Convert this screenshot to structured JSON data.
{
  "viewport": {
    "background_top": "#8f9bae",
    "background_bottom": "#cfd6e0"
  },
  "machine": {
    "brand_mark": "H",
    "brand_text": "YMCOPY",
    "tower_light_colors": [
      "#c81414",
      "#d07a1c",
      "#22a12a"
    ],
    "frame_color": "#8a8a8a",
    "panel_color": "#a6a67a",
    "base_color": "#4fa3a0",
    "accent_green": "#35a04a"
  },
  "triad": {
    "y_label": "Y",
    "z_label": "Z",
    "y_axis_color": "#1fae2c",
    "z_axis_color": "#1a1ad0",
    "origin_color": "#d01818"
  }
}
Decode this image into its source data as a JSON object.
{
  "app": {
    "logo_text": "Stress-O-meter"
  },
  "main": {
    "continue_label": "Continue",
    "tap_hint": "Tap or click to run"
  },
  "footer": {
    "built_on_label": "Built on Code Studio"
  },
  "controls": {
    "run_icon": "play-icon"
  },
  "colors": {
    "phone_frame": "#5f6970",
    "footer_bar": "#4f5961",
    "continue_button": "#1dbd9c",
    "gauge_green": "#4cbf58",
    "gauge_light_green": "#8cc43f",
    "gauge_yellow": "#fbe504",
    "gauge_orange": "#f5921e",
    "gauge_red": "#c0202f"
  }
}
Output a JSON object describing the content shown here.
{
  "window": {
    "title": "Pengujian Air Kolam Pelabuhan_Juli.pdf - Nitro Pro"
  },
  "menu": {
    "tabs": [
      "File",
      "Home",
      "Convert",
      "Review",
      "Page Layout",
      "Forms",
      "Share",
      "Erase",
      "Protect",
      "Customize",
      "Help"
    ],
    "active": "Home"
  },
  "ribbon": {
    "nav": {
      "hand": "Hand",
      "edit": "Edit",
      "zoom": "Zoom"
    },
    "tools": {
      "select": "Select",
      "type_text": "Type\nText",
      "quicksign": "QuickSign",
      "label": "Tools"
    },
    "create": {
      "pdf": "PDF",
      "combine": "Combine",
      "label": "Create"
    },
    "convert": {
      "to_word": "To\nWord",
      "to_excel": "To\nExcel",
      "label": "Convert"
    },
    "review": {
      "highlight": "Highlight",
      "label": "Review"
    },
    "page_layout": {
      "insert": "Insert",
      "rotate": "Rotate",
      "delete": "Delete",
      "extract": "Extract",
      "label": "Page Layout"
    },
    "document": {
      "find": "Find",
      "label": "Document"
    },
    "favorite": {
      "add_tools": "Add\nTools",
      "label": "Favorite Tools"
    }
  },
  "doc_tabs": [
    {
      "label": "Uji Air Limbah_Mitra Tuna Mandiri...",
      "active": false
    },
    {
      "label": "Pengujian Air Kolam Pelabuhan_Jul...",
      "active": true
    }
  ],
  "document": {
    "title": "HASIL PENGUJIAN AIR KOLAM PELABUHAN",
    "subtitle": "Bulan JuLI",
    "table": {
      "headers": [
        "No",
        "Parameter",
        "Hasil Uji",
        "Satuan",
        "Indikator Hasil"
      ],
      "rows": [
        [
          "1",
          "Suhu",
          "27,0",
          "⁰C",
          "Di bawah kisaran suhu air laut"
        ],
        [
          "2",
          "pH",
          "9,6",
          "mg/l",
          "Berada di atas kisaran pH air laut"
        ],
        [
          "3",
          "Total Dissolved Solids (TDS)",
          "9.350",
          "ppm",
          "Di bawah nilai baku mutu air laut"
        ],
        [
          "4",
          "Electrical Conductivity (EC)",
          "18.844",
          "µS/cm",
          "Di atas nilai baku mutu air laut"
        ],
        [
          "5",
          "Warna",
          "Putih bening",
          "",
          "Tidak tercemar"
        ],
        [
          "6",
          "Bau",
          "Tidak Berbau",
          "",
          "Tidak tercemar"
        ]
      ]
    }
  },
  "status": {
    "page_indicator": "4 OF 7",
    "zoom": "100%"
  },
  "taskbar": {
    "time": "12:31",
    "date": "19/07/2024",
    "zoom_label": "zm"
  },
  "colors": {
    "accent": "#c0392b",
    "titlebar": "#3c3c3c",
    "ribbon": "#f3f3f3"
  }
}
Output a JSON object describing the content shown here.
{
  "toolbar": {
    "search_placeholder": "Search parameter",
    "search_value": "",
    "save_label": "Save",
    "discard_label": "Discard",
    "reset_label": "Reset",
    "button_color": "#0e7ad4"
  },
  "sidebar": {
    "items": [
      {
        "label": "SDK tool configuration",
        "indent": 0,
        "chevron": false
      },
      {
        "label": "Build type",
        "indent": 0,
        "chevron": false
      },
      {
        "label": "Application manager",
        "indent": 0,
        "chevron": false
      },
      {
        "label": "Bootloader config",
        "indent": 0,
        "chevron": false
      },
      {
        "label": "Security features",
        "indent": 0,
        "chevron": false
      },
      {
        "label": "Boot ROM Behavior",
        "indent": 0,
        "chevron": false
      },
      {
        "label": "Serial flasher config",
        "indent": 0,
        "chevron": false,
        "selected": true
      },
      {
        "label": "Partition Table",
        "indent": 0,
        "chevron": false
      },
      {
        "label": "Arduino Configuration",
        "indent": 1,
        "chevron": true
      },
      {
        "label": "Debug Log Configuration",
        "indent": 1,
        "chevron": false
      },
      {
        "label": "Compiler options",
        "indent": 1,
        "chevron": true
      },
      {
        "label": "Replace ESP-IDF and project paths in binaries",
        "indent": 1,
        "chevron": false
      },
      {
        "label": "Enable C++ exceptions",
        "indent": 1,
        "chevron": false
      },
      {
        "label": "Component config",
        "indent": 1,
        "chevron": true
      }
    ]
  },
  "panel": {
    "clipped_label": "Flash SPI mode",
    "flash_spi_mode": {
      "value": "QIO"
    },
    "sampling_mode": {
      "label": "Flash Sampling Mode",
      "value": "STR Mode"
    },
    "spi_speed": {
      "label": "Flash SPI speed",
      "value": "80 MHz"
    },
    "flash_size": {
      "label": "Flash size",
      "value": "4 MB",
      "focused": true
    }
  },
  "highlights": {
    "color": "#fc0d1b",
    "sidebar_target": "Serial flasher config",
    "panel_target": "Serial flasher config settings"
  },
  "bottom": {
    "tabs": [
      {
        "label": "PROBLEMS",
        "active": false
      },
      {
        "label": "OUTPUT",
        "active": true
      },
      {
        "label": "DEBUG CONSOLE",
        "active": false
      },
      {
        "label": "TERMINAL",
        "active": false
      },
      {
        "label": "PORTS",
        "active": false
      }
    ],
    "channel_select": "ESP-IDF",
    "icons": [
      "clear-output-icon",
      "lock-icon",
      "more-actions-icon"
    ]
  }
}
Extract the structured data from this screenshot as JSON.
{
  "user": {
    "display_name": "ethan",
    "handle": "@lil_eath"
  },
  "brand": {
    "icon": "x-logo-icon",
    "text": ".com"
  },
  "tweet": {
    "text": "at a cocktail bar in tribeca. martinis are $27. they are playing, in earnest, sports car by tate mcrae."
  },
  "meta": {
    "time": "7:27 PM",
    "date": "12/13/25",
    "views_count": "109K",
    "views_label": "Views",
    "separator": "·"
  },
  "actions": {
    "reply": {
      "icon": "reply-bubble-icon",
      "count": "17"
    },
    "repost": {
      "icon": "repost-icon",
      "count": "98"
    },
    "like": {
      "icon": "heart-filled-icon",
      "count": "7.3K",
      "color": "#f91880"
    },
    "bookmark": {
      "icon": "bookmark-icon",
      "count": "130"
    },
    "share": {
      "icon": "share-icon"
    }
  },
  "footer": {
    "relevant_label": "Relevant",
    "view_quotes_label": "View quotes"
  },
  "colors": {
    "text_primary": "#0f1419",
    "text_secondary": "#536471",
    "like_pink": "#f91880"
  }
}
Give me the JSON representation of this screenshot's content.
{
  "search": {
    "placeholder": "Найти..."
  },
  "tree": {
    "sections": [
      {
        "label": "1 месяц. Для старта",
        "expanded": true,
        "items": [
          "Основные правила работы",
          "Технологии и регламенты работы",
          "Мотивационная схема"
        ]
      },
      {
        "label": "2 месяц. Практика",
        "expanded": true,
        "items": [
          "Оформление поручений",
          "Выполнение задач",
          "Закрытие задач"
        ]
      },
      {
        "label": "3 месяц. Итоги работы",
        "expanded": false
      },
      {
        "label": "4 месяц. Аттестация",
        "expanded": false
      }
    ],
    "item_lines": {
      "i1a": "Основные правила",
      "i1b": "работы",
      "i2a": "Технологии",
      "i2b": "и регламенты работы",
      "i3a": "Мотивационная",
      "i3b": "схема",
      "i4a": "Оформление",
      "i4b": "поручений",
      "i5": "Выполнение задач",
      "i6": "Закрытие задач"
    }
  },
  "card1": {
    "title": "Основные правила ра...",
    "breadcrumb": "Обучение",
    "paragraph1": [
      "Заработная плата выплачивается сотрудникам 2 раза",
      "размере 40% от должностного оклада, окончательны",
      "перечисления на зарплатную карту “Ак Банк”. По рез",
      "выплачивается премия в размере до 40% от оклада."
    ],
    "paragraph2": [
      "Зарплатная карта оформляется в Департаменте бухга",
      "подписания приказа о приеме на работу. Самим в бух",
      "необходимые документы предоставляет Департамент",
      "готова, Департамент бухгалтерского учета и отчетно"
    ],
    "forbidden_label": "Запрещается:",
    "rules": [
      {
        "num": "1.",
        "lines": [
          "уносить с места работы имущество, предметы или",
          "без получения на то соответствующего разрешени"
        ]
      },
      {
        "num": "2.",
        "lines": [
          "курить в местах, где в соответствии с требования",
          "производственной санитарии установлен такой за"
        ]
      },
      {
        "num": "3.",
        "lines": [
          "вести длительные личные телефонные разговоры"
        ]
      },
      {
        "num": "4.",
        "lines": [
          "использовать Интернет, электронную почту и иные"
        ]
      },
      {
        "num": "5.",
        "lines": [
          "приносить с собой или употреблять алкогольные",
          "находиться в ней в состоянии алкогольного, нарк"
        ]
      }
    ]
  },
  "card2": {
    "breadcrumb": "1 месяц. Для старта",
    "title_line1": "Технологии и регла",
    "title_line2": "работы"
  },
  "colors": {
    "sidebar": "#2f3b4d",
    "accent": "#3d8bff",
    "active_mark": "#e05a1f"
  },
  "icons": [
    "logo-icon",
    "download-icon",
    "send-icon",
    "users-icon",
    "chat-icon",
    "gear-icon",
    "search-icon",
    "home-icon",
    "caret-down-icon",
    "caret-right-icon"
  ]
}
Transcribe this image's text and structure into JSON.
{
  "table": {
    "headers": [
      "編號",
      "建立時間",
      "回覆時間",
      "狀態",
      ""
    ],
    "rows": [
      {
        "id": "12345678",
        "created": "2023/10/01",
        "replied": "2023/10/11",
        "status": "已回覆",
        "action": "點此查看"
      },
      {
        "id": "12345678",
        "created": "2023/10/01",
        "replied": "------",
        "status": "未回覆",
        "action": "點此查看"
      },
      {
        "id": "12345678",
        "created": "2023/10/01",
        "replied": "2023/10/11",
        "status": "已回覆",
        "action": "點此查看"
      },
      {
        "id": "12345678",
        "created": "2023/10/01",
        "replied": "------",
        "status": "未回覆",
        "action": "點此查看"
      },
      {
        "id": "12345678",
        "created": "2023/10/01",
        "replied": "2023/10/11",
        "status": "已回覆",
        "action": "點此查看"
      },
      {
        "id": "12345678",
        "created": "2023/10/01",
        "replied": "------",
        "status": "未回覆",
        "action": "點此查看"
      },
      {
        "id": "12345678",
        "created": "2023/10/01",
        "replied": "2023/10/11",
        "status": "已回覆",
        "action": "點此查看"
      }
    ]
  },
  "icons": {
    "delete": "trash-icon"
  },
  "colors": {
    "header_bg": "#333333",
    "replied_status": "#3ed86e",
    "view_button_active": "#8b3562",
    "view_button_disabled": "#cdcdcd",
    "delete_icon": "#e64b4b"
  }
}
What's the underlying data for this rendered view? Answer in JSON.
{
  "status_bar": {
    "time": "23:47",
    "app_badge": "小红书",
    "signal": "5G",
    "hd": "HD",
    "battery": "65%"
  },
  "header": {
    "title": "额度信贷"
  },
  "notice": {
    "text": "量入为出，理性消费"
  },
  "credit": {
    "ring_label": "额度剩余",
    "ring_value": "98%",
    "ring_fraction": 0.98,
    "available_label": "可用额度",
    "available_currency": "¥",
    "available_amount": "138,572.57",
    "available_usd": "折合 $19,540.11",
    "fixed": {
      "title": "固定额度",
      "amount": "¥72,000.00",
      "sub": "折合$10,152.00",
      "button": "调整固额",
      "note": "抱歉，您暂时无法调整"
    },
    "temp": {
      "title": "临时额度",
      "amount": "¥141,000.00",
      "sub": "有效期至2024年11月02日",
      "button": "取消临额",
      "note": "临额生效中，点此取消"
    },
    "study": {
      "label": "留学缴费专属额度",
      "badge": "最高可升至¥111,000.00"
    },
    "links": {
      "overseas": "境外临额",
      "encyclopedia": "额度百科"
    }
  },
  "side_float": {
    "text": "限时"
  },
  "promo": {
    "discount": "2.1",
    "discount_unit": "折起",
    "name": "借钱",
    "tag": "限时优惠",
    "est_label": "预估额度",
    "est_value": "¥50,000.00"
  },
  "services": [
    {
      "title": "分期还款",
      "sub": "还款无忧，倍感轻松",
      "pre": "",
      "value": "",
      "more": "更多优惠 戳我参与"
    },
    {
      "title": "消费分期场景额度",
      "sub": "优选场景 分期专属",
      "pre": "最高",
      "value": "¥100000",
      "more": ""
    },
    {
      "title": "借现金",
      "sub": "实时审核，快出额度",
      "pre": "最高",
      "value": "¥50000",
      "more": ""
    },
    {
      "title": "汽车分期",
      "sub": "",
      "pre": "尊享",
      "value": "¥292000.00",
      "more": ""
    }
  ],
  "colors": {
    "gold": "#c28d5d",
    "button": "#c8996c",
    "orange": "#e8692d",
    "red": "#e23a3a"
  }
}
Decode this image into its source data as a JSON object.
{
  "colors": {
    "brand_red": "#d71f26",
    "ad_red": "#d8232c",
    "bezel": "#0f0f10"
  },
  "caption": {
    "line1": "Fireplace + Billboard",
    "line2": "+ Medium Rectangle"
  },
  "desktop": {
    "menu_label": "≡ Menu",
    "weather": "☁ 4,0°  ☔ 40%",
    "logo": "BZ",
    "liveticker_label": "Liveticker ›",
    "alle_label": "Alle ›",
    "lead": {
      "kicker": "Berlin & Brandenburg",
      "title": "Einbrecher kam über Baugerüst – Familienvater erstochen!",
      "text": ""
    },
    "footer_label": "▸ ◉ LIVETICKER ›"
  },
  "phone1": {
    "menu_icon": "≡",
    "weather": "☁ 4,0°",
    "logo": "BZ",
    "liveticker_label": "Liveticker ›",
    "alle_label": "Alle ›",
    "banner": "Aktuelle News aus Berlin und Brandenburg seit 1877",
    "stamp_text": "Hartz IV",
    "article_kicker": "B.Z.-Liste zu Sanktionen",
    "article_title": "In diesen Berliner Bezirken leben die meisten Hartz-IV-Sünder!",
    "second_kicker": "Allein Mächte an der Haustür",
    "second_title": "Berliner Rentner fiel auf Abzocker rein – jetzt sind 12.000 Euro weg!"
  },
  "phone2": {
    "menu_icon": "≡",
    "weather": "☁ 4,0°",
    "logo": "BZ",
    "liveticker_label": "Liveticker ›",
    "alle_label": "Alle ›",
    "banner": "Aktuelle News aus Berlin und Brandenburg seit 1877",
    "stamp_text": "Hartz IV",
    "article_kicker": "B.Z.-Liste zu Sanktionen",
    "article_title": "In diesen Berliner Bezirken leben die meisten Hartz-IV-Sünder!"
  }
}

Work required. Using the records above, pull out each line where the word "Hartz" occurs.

Finished exercise.
    "stamp_text": "Hartz IV",
    "article_title": "In diesen Berliner Bezirken leben die meisten Hartz-IV-Sünder!",
    "stamp_text": "Hartz IV",
    "article_title": "In diesen Berliner Bezirken leben die meisten Hartz-IV-Sünder!"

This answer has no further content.